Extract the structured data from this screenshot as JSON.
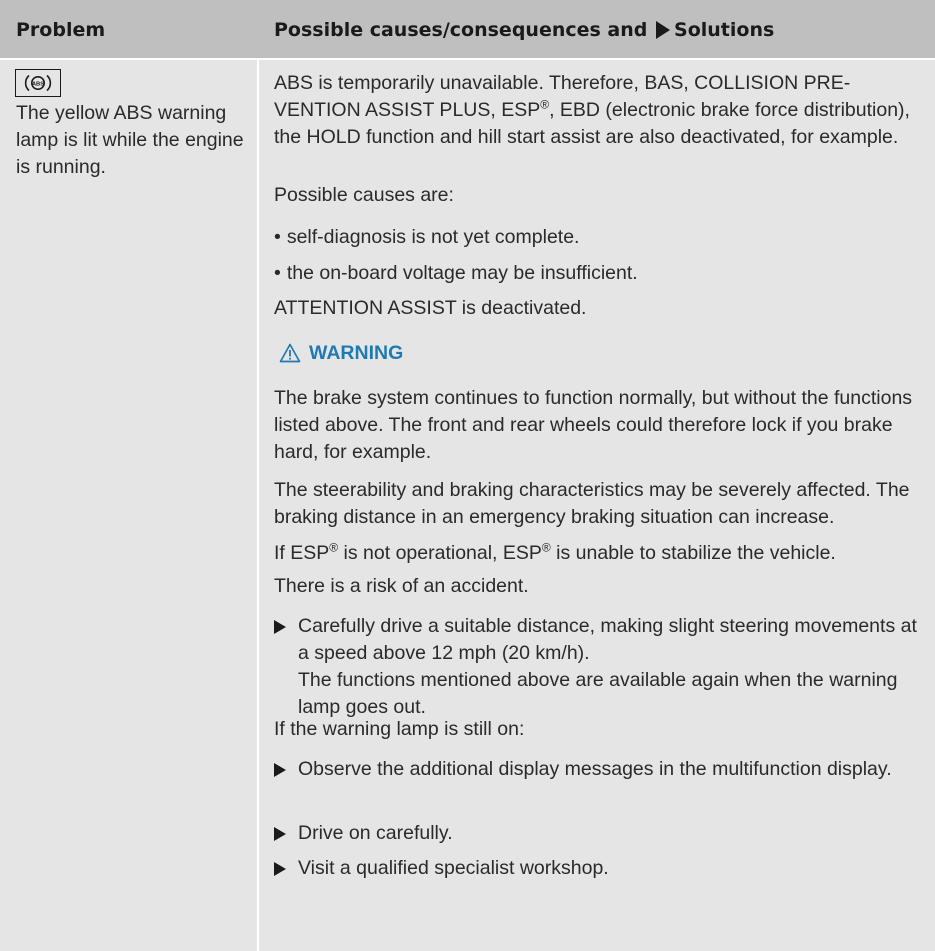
{
  "header": {
    "problem_label": "Problem",
    "solutions_prefix": "Possible causes/consequences and",
    "solutions_suffix": "Solutions"
  },
  "problem": {
    "icon_name": "abs-warning-lamp-icon",
    "text": "The yellow ABS warning lamp is lit while the engine is running."
  },
  "content": {
    "intro_a": "ABS is temporarily unavailable. Therefore, BAS, COLLISION PRE-VENTION ASSIST PLUS, ESP",
    "intro_b": ", EBD (electronic brake force distribution), the HOLD function and hill start assist are also deactivated, for example.",
    "reg_mark": "®",
    "possible_causes": "Possible causes are:",
    "bullets": [
      "self-diagnosis is not yet complete.",
      "the on-board voltage may be insufficient."
    ],
    "attention": "ATTENTION ASSIST is deactivated.",
    "warning_title": "WARNING",
    "warning_p1": "The brake system continues to function normally, but without the functions listed above. The front and rear wheels could therefore lock if you brake hard, for example.",
    "warning_p2": "The steerability and braking characteristics may be severely affected. The braking distance in an emergency braking situation can increase.",
    "esp_a": "If ESP",
    "esp_b": " is not operational, ESP",
    "esp_c": " is unable to stabilize the vehicle.",
    "risk": "There is a risk of an accident.",
    "step1_a": "Carefully drive a suitable distance, making slight steering movements at a speed above 12 mph (20 km/h).",
    "step1_b": "The functions mentioned above are available again when the warning lamp goes out.",
    "still_on": "If the warning lamp is still on:",
    "steps": [
      "Observe the additional display messages in the multifunction display.",
      "Drive on carefully.",
      "Visit a qualified specialist workshop."
    ],
    "warning_color": "#1f7ab3"
  }
}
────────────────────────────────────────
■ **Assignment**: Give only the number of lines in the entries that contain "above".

■ **Answer space**: 3